[Source information]
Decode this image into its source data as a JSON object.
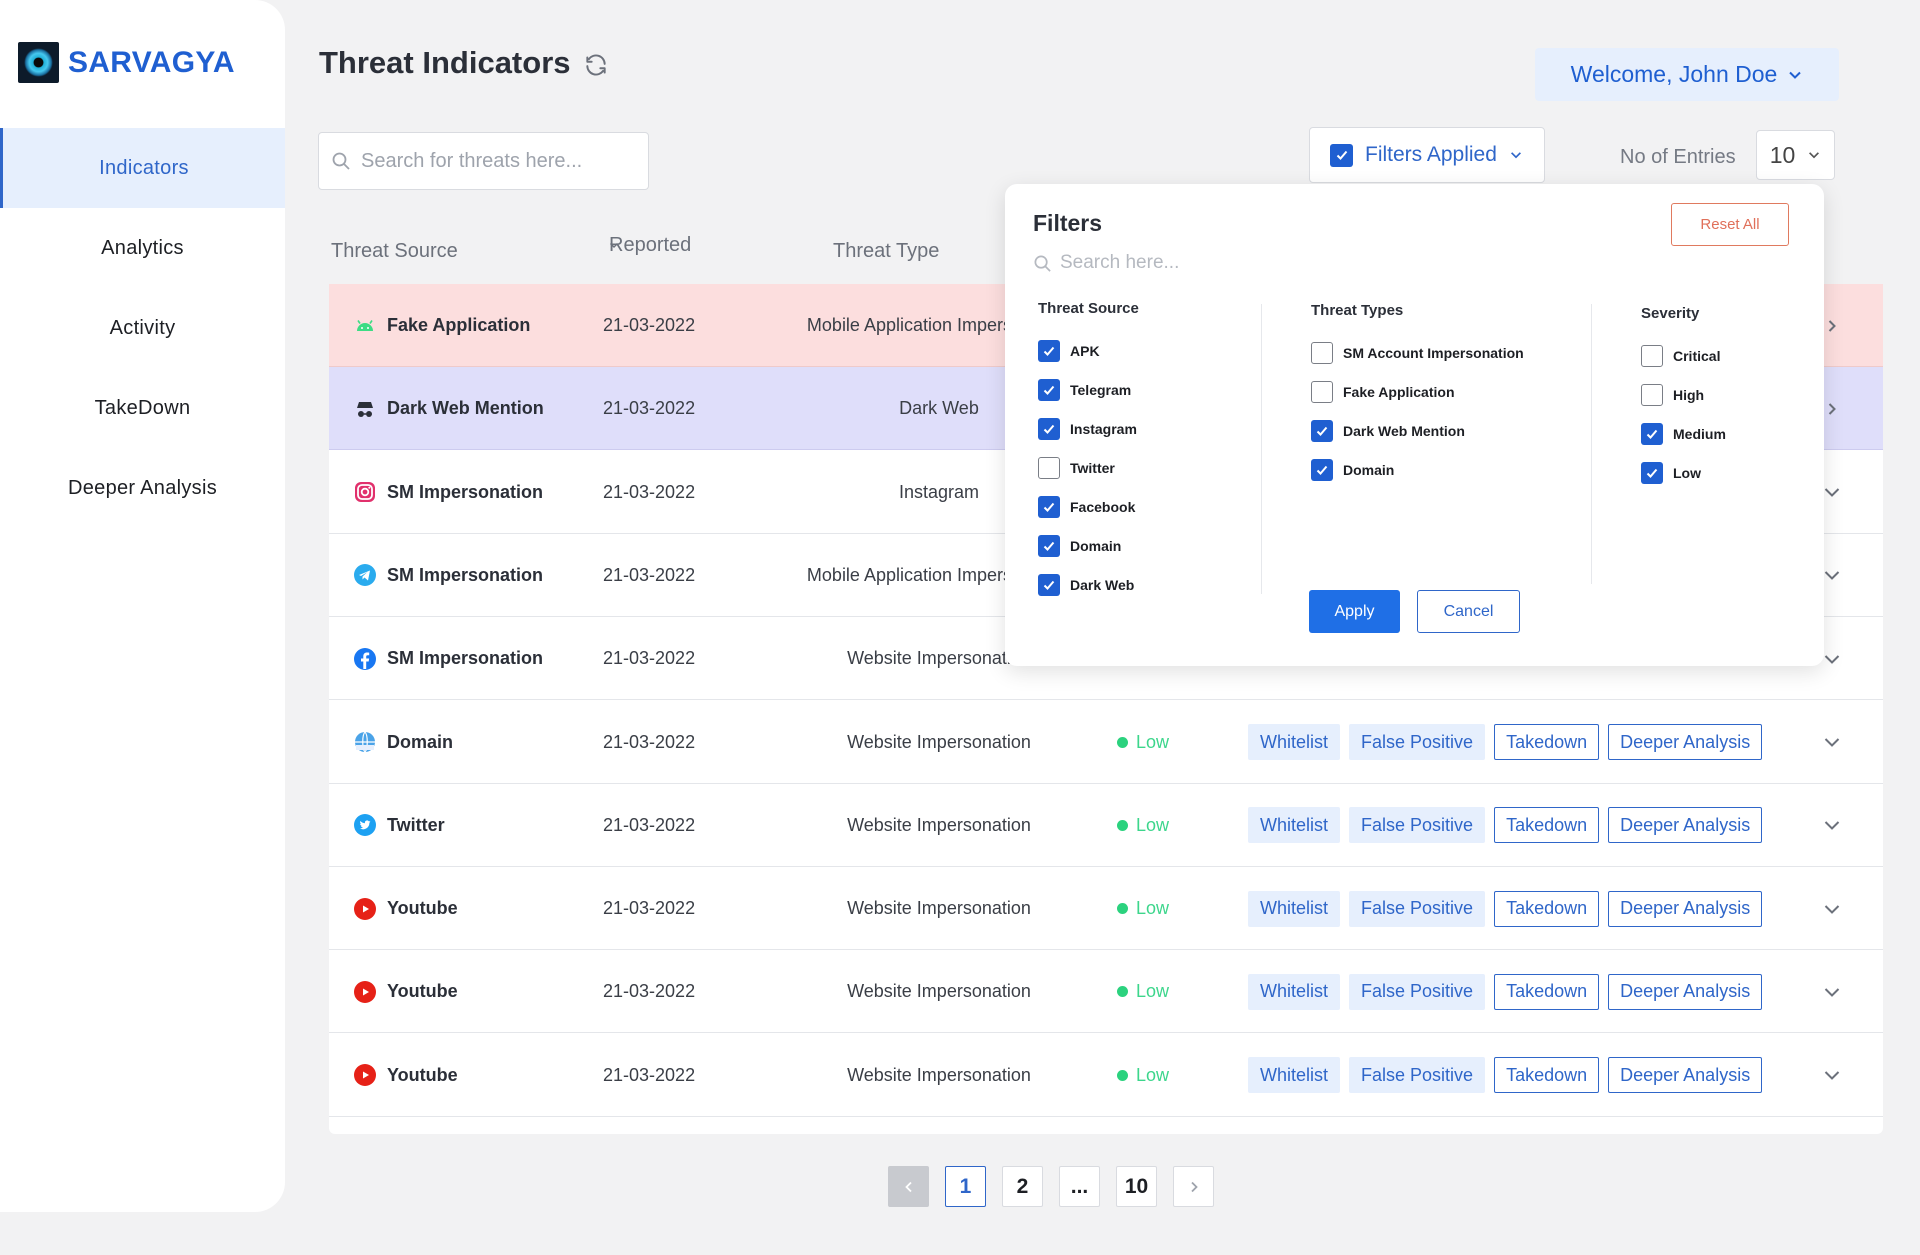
{
  "app": {
    "name": "SARVAGYA"
  },
  "sidebar": {
    "items": [
      {
        "label": "Indicators",
        "active": true
      },
      {
        "label": "Analytics",
        "active": false
      },
      {
        "label": "Activity",
        "active": false
      },
      {
        "label": "TakeDown",
        "active": false
      },
      {
        "label": "Deeper Analysis",
        "active": false
      }
    ]
  },
  "header": {
    "title": "Threat Indicators",
    "welcome": "Welcome, John Doe"
  },
  "search": {
    "placeholder": "Search for threats here..."
  },
  "filters_button": {
    "label": "Filters Applied"
  },
  "entries": {
    "label": "No of Entries",
    "value": "10"
  },
  "table": {
    "columns": [
      "Threat Source",
      "Reported",
      "Threat Type"
    ],
    "action_labels": {
      "whitelist": "Whitelist",
      "false_positive": "False Positive",
      "takedown": "Takedown",
      "deeper": "Deeper Analysis"
    },
    "rows": [
      {
        "source": "Fake Application",
        "icon": "android-icon",
        "date": "21-03-2022",
        "type": "Mobile Application Impersonation",
        "severity": "",
        "highlight": "pink"
      },
      {
        "source": "Dark Web Mention",
        "icon": "spy-icon",
        "date": "21-03-2022",
        "type": "Dark Web",
        "severity": "",
        "highlight": "lav"
      },
      {
        "source": "SM Impersonation",
        "icon": "instagram-icon",
        "date": "21-03-2022",
        "type": "Instagram",
        "severity": ""
      },
      {
        "source": "SM Impersonation",
        "icon": "telegram-icon",
        "date": "21-03-2022",
        "type": "Mobile Application Impersonation",
        "severity": ""
      },
      {
        "source": "SM Impersonation",
        "icon": "facebook-icon",
        "date": "21-03-2022",
        "type": "Website Impersonation",
        "severity": ""
      },
      {
        "source": "Domain",
        "icon": "globe-icon",
        "date": "21-03-2022",
        "type": "Website Impersonation",
        "severity": "Low"
      },
      {
        "source": "Twitter",
        "icon": "twitter-icon",
        "date": "21-03-2022",
        "type": "Website Impersonation",
        "severity": "Low"
      },
      {
        "source": "Youtube",
        "icon": "youtube-icon",
        "date": "21-03-2022",
        "type": "Website Impersonation",
        "severity": "Low"
      },
      {
        "source": "Youtube",
        "icon": "youtube-icon",
        "date": "21-03-2022",
        "type": "Website Impersonation",
        "severity": "Low"
      },
      {
        "source": "Youtube",
        "icon": "youtube-icon",
        "date": "21-03-2022",
        "type": "Website Impersonation",
        "severity": "Low"
      }
    ]
  },
  "pagination": {
    "pages": [
      "1",
      "2",
      "...",
      "10"
    ],
    "current": "1"
  },
  "filters_panel": {
    "title": "Filters",
    "reset_label": "Reset All",
    "search_placeholder": "Search here...",
    "apply_label": "Apply",
    "cancel_label": "Cancel",
    "threat_source": {
      "title": "Threat Source",
      "options": [
        {
          "label": "APK",
          "checked": true
        },
        {
          "label": "Telegram",
          "checked": true
        },
        {
          "label": "Instagram",
          "checked": true
        },
        {
          "label": "Twitter",
          "checked": false
        },
        {
          "label": "Facebook",
          "checked": true
        },
        {
          "label": "Domain",
          "checked": true
        },
        {
          "label": "Dark Web",
          "checked": true
        }
      ]
    },
    "threat_types": {
      "title": "Threat Types",
      "options": [
        {
          "label": "SM Account Impersonation",
          "checked": false
        },
        {
          "label": "Fake Application",
          "checked": false
        },
        {
          "label": "Dark Web Mention",
          "checked": true
        },
        {
          "label": "Domain",
          "checked": true
        }
      ]
    },
    "severity": {
      "title": "Severity",
      "options": [
        {
          "label": "Critical",
          "checked": false
        },
        {
          "label": "High",
          "checked": false
        },
        {
          "label": "Medium",
          "checked": true
        },
        {
          "label": "Low",
          "checked": true
        }
      ]
    }
  },
  "colors": {
    "accent": "#1f5fd1",
    "low": "#3dd68c",
    "pink_row": "#fcdede",
    "lavender_row": "#dfdefa"
  }
}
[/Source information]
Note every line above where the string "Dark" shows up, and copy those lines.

        "source": "Dark Web Mention",
        "type": "Dark Web",
          "label": "Dark Web",
          "label": "Dark Web Mention",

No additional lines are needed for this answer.